# [What you will do]
Sift through the material below and return the lines with "English".

Extracted records START

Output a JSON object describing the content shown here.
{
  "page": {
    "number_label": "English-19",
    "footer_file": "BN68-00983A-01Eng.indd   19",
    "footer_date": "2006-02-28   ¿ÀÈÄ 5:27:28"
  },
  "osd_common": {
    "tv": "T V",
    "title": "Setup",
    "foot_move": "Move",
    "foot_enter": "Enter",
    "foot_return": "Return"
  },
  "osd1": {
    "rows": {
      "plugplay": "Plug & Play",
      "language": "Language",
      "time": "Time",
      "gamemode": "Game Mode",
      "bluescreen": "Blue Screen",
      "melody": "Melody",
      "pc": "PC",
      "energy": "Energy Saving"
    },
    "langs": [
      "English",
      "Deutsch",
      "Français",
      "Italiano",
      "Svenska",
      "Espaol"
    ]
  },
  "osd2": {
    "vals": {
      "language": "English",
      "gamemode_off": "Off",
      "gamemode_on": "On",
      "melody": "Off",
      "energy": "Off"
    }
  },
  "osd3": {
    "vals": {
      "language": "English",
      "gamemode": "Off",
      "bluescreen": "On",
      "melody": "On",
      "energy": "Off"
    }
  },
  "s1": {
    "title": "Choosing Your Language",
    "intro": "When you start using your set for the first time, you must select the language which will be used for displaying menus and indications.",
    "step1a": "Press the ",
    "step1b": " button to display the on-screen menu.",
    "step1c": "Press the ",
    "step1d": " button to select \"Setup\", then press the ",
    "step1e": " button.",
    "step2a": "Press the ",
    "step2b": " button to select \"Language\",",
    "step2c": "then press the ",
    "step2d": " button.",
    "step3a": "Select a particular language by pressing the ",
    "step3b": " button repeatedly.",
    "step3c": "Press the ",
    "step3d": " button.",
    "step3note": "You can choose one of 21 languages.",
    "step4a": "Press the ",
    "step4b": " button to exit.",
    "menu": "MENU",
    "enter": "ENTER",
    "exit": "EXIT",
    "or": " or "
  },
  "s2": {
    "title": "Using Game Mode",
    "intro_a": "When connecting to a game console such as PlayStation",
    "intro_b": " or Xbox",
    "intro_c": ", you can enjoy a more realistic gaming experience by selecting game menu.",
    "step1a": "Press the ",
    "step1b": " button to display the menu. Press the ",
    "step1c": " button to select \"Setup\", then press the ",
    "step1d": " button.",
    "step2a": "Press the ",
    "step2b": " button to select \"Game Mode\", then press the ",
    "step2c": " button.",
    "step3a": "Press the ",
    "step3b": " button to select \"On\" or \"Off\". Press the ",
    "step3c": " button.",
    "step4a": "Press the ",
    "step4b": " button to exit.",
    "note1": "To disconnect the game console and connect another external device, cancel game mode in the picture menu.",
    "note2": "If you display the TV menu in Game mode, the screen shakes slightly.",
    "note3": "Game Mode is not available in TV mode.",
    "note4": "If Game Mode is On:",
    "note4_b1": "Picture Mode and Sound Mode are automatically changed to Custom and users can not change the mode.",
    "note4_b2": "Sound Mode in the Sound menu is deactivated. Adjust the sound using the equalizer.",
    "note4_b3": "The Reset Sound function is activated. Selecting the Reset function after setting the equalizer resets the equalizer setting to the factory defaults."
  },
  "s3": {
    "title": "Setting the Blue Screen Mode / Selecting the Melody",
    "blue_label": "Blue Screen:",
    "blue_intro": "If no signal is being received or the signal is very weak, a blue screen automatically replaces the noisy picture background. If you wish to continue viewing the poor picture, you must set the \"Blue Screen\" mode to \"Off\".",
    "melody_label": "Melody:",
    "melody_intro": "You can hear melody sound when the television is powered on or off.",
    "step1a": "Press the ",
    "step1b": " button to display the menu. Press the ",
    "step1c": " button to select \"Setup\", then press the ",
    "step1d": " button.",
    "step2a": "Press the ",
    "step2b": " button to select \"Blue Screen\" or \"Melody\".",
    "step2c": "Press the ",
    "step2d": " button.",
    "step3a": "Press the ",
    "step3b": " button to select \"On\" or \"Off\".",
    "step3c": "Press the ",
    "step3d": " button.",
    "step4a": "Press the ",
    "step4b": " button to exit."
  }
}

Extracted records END
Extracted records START

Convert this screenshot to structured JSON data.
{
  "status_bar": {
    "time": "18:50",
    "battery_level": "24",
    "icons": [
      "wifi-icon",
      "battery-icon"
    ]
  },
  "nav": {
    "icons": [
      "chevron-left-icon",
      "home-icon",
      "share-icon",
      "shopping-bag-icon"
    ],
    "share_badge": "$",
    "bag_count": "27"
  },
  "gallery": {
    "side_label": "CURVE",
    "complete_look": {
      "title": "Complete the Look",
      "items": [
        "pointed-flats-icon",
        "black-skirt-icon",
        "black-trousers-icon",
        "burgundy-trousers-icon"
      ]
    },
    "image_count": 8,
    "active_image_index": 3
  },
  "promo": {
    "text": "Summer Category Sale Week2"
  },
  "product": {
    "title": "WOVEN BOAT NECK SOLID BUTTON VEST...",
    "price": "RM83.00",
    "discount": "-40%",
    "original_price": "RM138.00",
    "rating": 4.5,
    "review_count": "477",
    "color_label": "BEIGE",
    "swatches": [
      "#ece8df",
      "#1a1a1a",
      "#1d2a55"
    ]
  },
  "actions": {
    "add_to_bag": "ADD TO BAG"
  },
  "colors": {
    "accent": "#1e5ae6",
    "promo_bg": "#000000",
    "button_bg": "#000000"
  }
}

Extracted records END

# [Exercise output]
    "number_label": "English-19",
      "English",
      "language": "English",
      "language": "English",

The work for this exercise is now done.